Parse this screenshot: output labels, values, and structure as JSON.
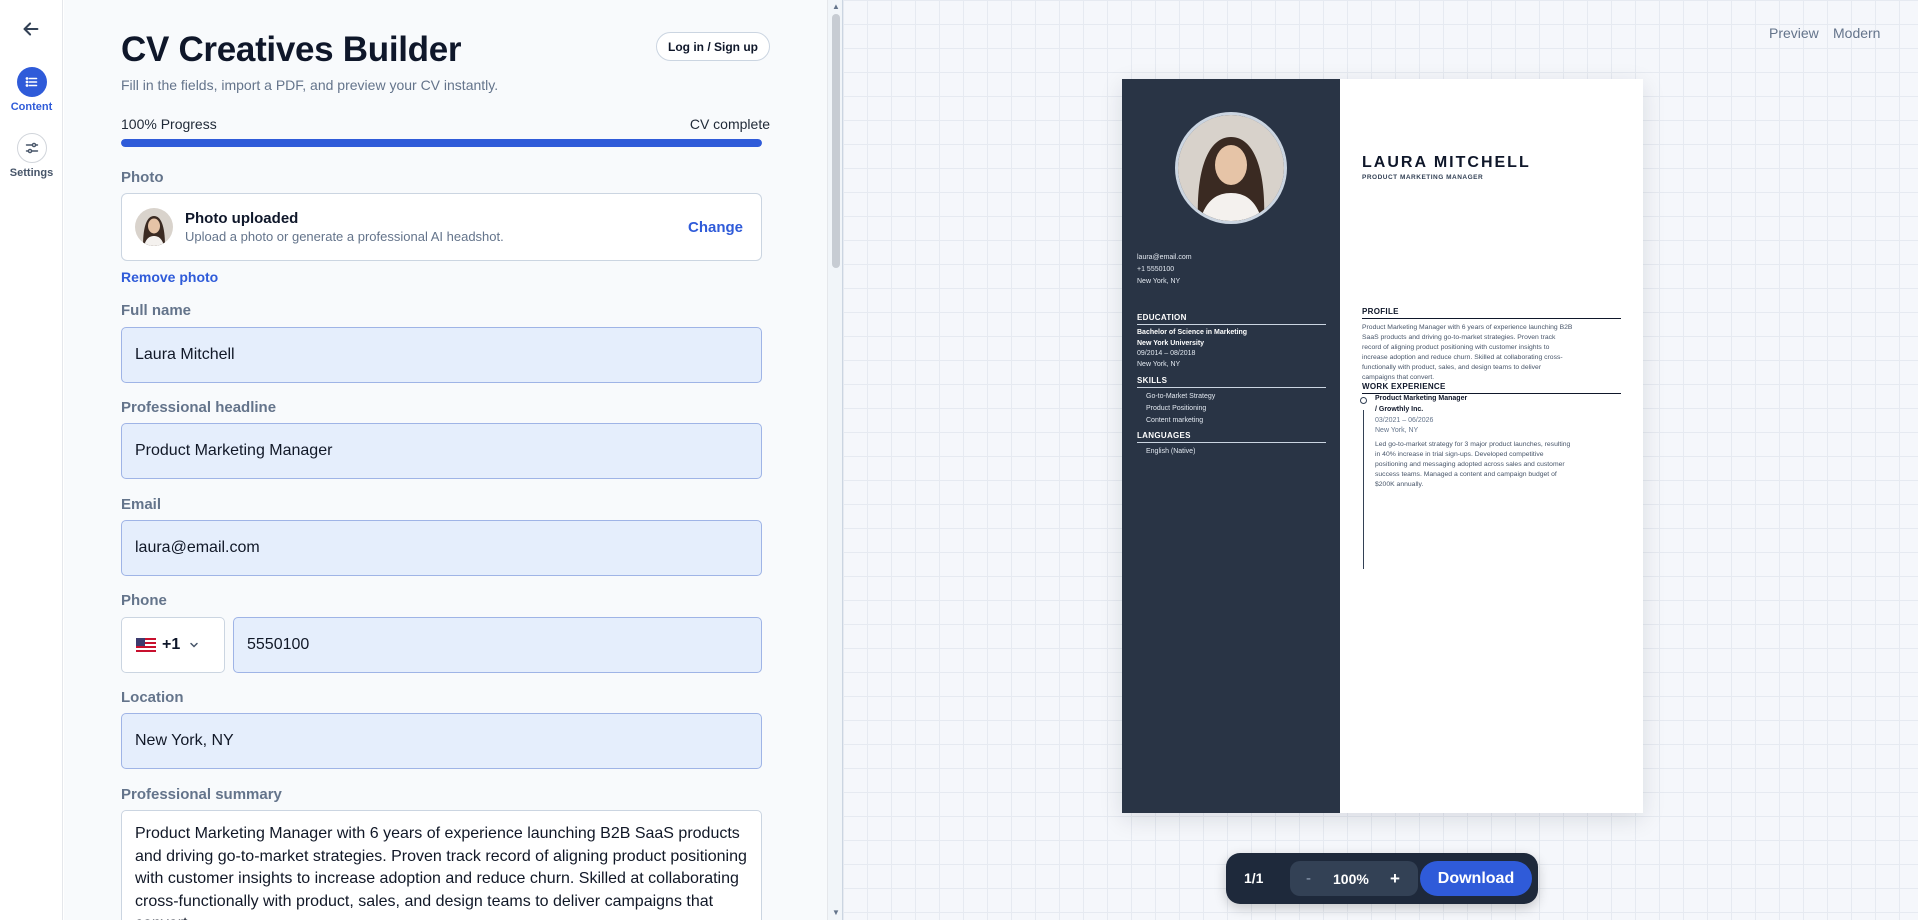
{
  "nav": {
    "items": [
      {
        "label": "Content",
        "icon": "list-icon",
        "active": true
      },
      {
        "label": "Settings",
        "icon": "sliders-icon",
        "active": false
      }
    ]
  },
  "header": {
    "title": "CV Creatives Builder",
    "subtitle": "Fill in the fields, import a PDF, and preview your CV instantly.",
    "login_label": "Log in / Sign up"
  },
  "progress": {
    "label": "100% Progress",
    "status": "CV complete",
    "value": 1.0
  },
  "photo": {
    "label": "Photo",
    "title": "Photo uploaded",
    "subtitle": "Upload a photo or generate a professional AI headshot.",
    "change_label": "Change",
    "remove_label": "Remove photo"
  },
  "fields": {
    "full_name": {
      "label": "Full name",
      "value": "Laura Mitchell"
    },
    "headline": {
      "label": "Professional headline",
      "value": "Product Marketing Manager"
    },
    "email": {
      "label": "Email",
      "value": "laura@email.com"
    },
    "phone": {
      "label": "Phone",
      "country_code": "+1",
      "value": "5550100"
    },
    "location": {
      "label": "Location",
      "value": "New York, NY"
    },
    "summary": {
      "label": "Professional summary",
      "value": "Product Marketing Manager with 6 years of experience launching B2B SaaS products and driving go-to-market strategies. Proven track record of aligning product positioning with customer insights to increase adoption and reduce churn. Skilled at collaborating cross-functionally with product, sales, and design teams to deliver campaigns that convert."
    }
  },
  "preview": {
    "mode_preview": "Preview",
    "mode_template": "Modern",
    "pages": "1/1",
    "zoom": "100%",
    "zoom_out": "-",
    "zoom_in": "+",
    "download_label": "Download"
  },
  "cv": {
    "name": "LAURA MITCHELL",
    "headline": "PRODUCT MARKETING MANAGER",
    "contact": [
      "laura@email.com",
      "+1 5550100",
      "New York, NY"
    ],
    "education_heading": "EDUCATION",
    "degree": "Bachelor of Science in Marketing",
    "school": "New York University",
    "edu_dates": "09/2014 – 08/2018",
    "edu_location": "New York, NY",
    "skills_heading": "SKILLS",
    "skills": [
      "Go-to-Market Strategy",
      "Product Positioning",
      "Content marketing"
    ],
    "languages_heading": "LANGUAGES",
    "languages": [
      "English (Native)"
    ],
    "profile_heading": "PROFILE",
    "profile_lines": [
      "Product Marketing Manager with 6 years of experience launching B2B",
      "SaaS products and driving go-to-market strategies. Proven track",
      "record of aligning product positioning with customer insights to",
      "increase adoption and reduce churn. Skilled at collaborating cross-",
      "functionally with product, sales, and design teams to deliver",
      "campaigns that convert."
    ],
    "work_heading": "WORK EXPERIENCE",
    "job_title": "Product Marketing Manager",
    "job_company": "/ Growthly Inc.",
    "job_dates": "03/2021 – 06/2026",
    "job_location": "New York, NY",
    "job_lines": [
      "Led go-to-market strategy for 3 major product launches, resulting",
      "in 40% increase in trial sign-ups. Developed competitive",
      "positioning and messaging adopted across sales and customer",
      "success teams. Managed a content and campaign budget of",
      "$200K annually."
    ]
  }
}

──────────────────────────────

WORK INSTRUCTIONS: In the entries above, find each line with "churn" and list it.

WRITTEN RESPONSE:
      "value": "Product Marketing Manager with 6 years of experience launching B2B SaaS products and driving go-to-market strategies. Proven track record of aligning product positioning with customer insights to increase adoption and reduce churn. Skilled at collaborating cross-functionally with product, sales, and design teams to deliver campaigns that convert."
      "increase adoption and reduce churn. Skilled at collaborating cross-",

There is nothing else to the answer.